The data: Begin

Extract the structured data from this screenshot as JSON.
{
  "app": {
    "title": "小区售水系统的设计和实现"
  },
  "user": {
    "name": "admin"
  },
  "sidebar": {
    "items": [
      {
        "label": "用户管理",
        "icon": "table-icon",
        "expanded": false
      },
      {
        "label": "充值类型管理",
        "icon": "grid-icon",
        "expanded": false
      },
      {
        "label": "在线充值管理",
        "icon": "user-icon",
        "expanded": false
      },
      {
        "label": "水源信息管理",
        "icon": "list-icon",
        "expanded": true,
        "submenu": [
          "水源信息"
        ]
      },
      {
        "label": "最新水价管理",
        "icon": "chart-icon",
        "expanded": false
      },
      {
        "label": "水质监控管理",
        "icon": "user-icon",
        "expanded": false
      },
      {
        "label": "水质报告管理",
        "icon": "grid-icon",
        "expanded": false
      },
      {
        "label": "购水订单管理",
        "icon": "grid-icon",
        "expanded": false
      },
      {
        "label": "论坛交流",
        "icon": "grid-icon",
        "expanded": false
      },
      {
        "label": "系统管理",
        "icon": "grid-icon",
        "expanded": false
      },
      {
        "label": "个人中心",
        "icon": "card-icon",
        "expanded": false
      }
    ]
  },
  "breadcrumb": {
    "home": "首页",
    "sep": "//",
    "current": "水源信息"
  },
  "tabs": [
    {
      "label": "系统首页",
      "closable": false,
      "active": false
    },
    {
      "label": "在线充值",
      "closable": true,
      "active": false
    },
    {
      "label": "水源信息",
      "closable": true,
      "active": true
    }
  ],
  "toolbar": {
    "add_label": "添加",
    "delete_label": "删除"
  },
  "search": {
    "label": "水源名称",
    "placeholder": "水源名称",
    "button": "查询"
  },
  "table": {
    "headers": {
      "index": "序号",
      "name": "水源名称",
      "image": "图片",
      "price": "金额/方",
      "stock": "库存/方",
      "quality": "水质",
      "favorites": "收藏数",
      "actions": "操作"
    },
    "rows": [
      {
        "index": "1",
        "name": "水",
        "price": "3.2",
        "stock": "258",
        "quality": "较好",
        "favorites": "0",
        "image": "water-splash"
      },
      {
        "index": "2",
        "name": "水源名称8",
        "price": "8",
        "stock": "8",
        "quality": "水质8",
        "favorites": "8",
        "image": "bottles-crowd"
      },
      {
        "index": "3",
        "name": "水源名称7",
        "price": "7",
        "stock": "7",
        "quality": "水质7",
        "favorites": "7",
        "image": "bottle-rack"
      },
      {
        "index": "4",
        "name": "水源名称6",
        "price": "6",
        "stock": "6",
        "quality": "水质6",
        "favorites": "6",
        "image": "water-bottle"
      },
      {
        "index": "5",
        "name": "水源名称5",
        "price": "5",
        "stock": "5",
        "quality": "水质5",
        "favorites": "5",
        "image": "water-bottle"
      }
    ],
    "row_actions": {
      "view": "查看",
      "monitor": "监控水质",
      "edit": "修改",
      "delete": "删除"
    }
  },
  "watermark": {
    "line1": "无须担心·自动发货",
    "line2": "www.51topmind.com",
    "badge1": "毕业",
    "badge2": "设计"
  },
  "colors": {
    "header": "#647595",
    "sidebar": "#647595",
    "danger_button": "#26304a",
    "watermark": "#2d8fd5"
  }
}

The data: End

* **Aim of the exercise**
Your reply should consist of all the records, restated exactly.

* **Answer box**
Extract the structured data from this screenshot as JSON.
{
  "app": {
    "title": "小区售水系统的设计和实现"
  },
  "user": {
    "name": "admin"
  },
  "sidebar": {
    "items": [
      {
        "label": "用户管理",
        "icon": "table-icon",
        "expanded": false
      },
      {
        "label": "充值类型管理",
        "icon": "grid-icon",
        "expanded": false
      },
      {
        "label": "在线充值管理",
        "icon": "user-icon",
        "expanded": false
      },
      {
        "label": "水源信息管理",
        "icon": "list-icon",
        "expanded": true,
        "submenu": [
          "水源信息"
        ]
      },
      {
        "label": "最新水价管理",
        "icon": "chart-icon",
        "expanded": false
      },
      {
        "label": "水质监控管理",
        "icon": "user-icon",
        "expanded": false
      },
      {
        "label": "水质报告管理",
        "icon": "grid-icon",
        "expanded": false
      },
      {
        "label": "购水订单管理",
        "icon": "grid-icon",
        "expanded": false
      },
      {
        "label": "论坛交流",
        "icon": "grid-icon",
        "expanded": false
      },
      {
        "label": "系统管理",
        "icon": "grid-icon",
        "expanded": false
      },
      {
        "label": "个人中心",
        "icon": "card-icon",
        "expanded": false
      }
    ]
  },
  "breadcrumb": {
    "home": "首页",
    "sep": "//",
    "current": "水源信息"
  },
  "tabs": [
    {
      "label": "系统首页",
      "closable": false,
      "active": false
    },
    {
      "label": "在线充值",
      "closable": true,
      "active": false
    },
    {
      "label": "水源信息",
      "closable": true,
      "active": true
    }
  ],
  "toolbar": {
    "add_label": "添加",
    "delete_label": "删除"
  },
  "search": {
    "label": "水源名称",
    "placeholder": "水源名称",
    "button": "查询"
  },
  "table": {
    "headers": {
      "index": "序号",
      "name": "水源名称",
      "image": "图片",
      "price": "金额/方",
      "stock": "库存/方",
      "quality": "水质",
      "favorites": "收藏数",
      "actions": "操作"
    },
    "rows": [
      {
        "index": "1",
        "name": "水",
        "price": "3.2",
        "stock": "258",
        "quality": "较好",
        "favorites": "0",
        "image": "water-splash"
      },
      {
        "index": "2",
        "name": "水源名称8",
        "price": "8",
        "stock": "8",
        "quality": "水质8",
        "favorites": "8",
        "image": "bottles-crowd"
      },
      {
        "index": "3",
        "name": "水源名称7",
        "price": "7",
        "stock": "7",
        "quality": "水质7",
        "favorites": "7",
        "image": "bottle-rack"
      },
      {
        "index": "4",
        "name": "水源名称6",
        "price": "6",
        "stock": "6",
        "quality": "水质6",
        "favorites": "6",
        "image": "water-bottle"
      },
      {
        "index": "5",
        "name": "水源名称5",
        "price": "5",
        "stock": "5",
        "quality": "水质5",
        "favorites": "5",
        "image": "water-bottle"
      }
    ],
    "row_actions": {
      "view": "查看",
      "monitor": "监控水质",
      "edit": "修改",
      "delete": "删除"
    }
  },
  "watermark": {
    "line1": "无须担心·自动发货",
    "line2": "www.51topmind.com",
    "badge1": "毕业",
    "badge2": "设计"
  },
  "colors": {
    "header": "#647595",
    "sidebar": "#647595",
    "danger_button": "#26304a",
    "watermark": "#2d8fd5"
  }
}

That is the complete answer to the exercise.